(YOUR ASSIGNMENT)
Please state in a single number how many lines of the entries below include the word "サイズ横".

(RECORD EXTRACTS)
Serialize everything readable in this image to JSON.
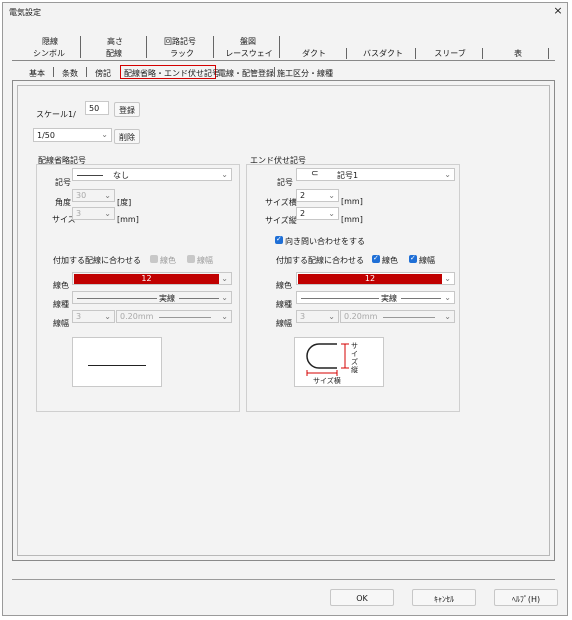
{
  "window": {
    "title": "電気設定",
    "close": "×"
  },
  "top_tabs_row1": [
    "隠線",
    "高さ",
    "回路記号",
    "盤図"
  ],
  "top_tabs_row2": [
    "シンボル",
    "配線",
    "ラック",
    "レースウェイ",
    "ダクト",
    "バスダクト",
    "スリーブ",
    "表"
  ],
  "sub_tabs": [
    "基本",
    "条数",
    "傍記",
    "配線省略・エンド伏せ記号",
    "電線・配管登録",
    "施工区分・線種"
  ],
  "active_sub_tab_index": 3,
  "scale": {
    "label": "スケール1/",
    "value": "50",
    "register_button": "登録",
    "selected": "1/50",
    "delete_button": "削除"
  },
  "left_group": {
    "title": "配線省略記号",
    "symbol_label": "記号",
    "symbol_value": "なし",
    "angle_label": "角度",
    "angle_value": "30",
    "angle_unit": "[度]",
    "size_label": "サイズ",
    "size_value": "3",
    "size_unit": "[mm]",
    "match_label": "付加する配線に合わせる",
    "color_check_label": "線色",
    "width_check_label": "線幅",
    "line_color_label": "線色",
    "line_color_value": "12",
    "line_type_label": "線種",
    "line_type_value": "実線",
    "line_width_label": "線幅",
    "line_width_num": "3",
    "line_width_mm": "0.20mm"
  },
  "right_group": {
    "title": "エンド伏せ記号",
    "symbol_label": "記号",
    "symbol_value": "記号1",
    "size_w_label": "サイズ横",
    "size_w_value": "2",
    "size_w_unit": "[mm]",
    "size_h_label": "サイズ縦",
    "size_h_value": "2",
    "size_h_unit": "[mm]",
    "facing_label": "向き問い合わせをする",
    "match_label": "付加する配線に合わせる",
    "color_check_label": "線色",
    "width_check_label": "線幅",
    "line_color_label": "線色",
    "line_color_value": "12",
    "line_type_label": "線種",
    "line_type_value": "実線",
    "line_width_label": "線幅",
    "line_width_num": "3",
    "line_width_mm": "0.20mm",
    "preview_vertical_text": "サイズ縦",
    "preview_horizontal_text": "サイズ横"
  },
  "footer": {
    "ok": "OK",
    "cancel": "ｷｬﾝｾﾙ",
    "help": "ﾍﾙﾌﾟ(H)"
  },
  "colors": {
    "accent_red": "#c00000",
    "check_blue": "#1f6fd6",
    "active_tab_border": "#d40000"
  }
}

(RESPONSE BELOW)
2